Our constant state of being “plugged in” to our technology, and the growing convergence of these technologies (credit cards linked to cell phones linked to social media linked to online shopping websites, etc etc etc) allows for both the state and corporations to paint very accurate pictures of who we are, how we think, and to predict how we may behave in the future. The state’s growing investment in the ideology of “preemptive justice” is also deeply unsettling, as anything we say or do online may invite our immediate arrest under suspicion of ____. (One infamous example of this is the case of Georgia Southern student Caleb Clemmons, who at the age of 20 was arrested and faced years in prison for making a joke post on Tumblr that read “hello. my name is irenigg and i plan on shooting up georgia southern. pass this around to see the affect it has. to see if i get arrested.” He was eventually sentenced to 6 months in jail and banned from social media for 5 years). Such examples are extremely disconcerting to anyone who believes that the freedom and protection of dissent is vital to maintaining any semblance of a democracy. Although Jenkins is correct in his observation that it took much longer to build dissenting communities before the Internet, the one thing he fails to acknowledge is that these activists had a much easier time maintaining their anonymity.

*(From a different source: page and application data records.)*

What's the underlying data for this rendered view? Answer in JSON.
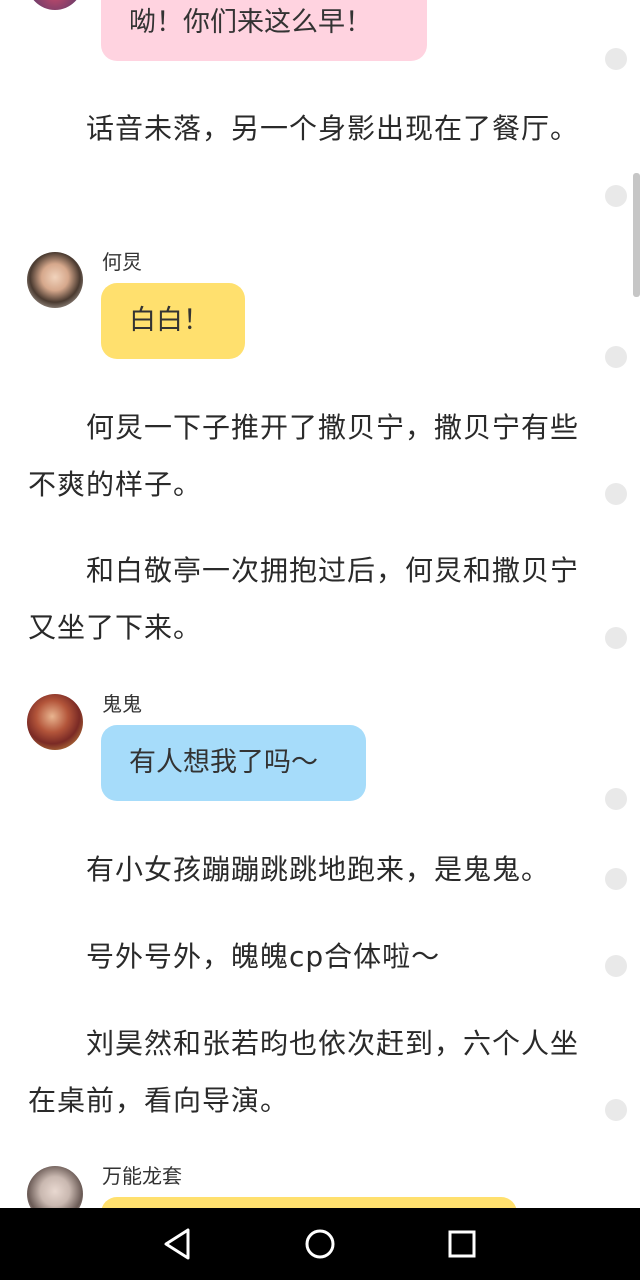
{
  "story": {
    "bubble_top": {
      "text": "呦！你们来这么早！",
      "color": "#ffd3e0"
    },
    "p1": "话音未落，另一个身影出现在了餐厅。",
    "msg1": {
      "speaker": "何炅",
      "text": "白白！",
      "color": "#ffe06e"
    },
    "p2": "何炅一下子推开了撒贝宁，撒贝宁有些不爽的样子。",
    "p3": "和白敬亭一次拥抱过后，何炅和撒贝宁又坐了下来。",
    "msg2": {
      "speaker": "鬼鬼",
      "text": "有人想我了吗～",
      "color": "#a6dcfa"
    },
    "p4": "有小女孩蹦蹦跳跳地跑来，是鬼鬼。",
    "p5": "号外号外，魄魄cp合体啦～",
    "p6": "刘昊然和张若昀也依次赶到，六个人坐在桌前，看向导演。",
    "msg3": {
      "speaker": "万能龙套",
      "color": "#ffe06e"
    }
  },
  "icons": {
    "comment_dot": "comment-dot-icon",
    "back": "back-triangle-icon",
    "home": "home-circle-icon",
    "recents": "recents-square-icon"
  }
}
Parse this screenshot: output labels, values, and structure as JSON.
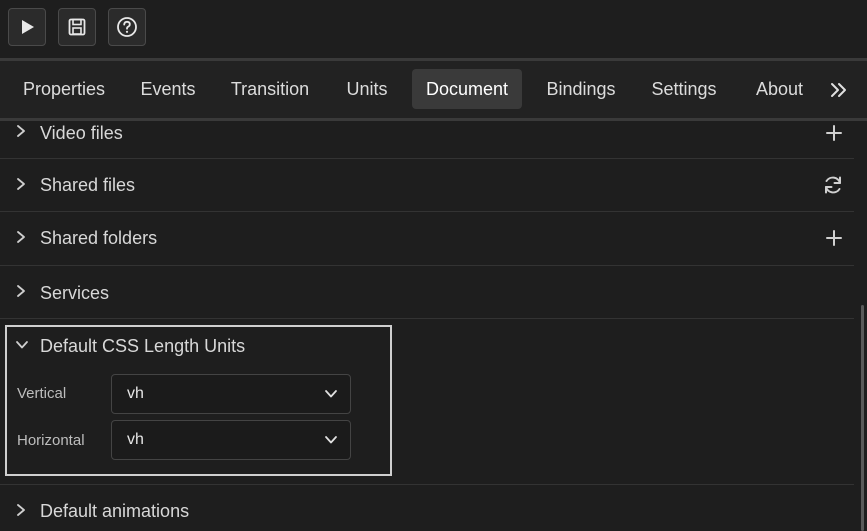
{
  "toolbar": {
    "buttons": [
      {
        "icon": "play-icon"
      },
      {
        "icon": "save-icon"
      },
      {
        "icon": "help-icon"
      }
    ]
  },
  "tabs": [
    {
      "label": "Properties",
      "active": false
    },
    {
      "label": "Events",
      "active": false
    },
    {
      "label": "Transition",
      "active": false
    },
    {
      "label": "Units",
      "active": false
    },
    {
      "label": "Document",
      "active": true
    },
    {
      "label": "Bindings",
      "active": false
    },
    {
      "label": "Settings",
      "active": false
    },
    {
      "label": "About",
      "active": false
    }
  ],
  "tabs_overflow_icon": "double-chevron-right-icon",
  "sections": {
    "video_files": {
      "title": "Video files",
      "action_icon": "plus-icon"
    },
    "shared_files": {
      "title": "Shared files",
      "action_icon": "refresh-icon"
    },
    "shared_folders": {
      "title": "Shared folders",
      "action_icon": "plus-icon"
    },
    "services": {
      "title": "Services"
    },
    "default_css_units": {
      "title": "Default CSS Length Units",
      "vertical": {
        "label": "Vertical",
        "value": "vh"
      },
      "horizontal": {
        "label": "Horizontal",
        "value": "vh"
      }
    },
    "default_animations": {
      "title": "Default animations"
    }
  },
  "colors": {
    "background": "#1e1e1e",
    "active_tab": "#3a3a3a",
    "highlight_border": "#cfcfcf"
  }
}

This is not to say that the government was not heavily monitoring activists in the 60s and 70s, but rather to note that these activists may have been able to buy themselves some more time before being discovered (through writing under pseudonyms for example), and perhaps would have had an easier time avoiding capture (since they were not constantly attached to GPS tracking through their phones and the Internet).
With this in mind, how do the rest of you feel about the role of media / technology convergence in containing and policing dissent?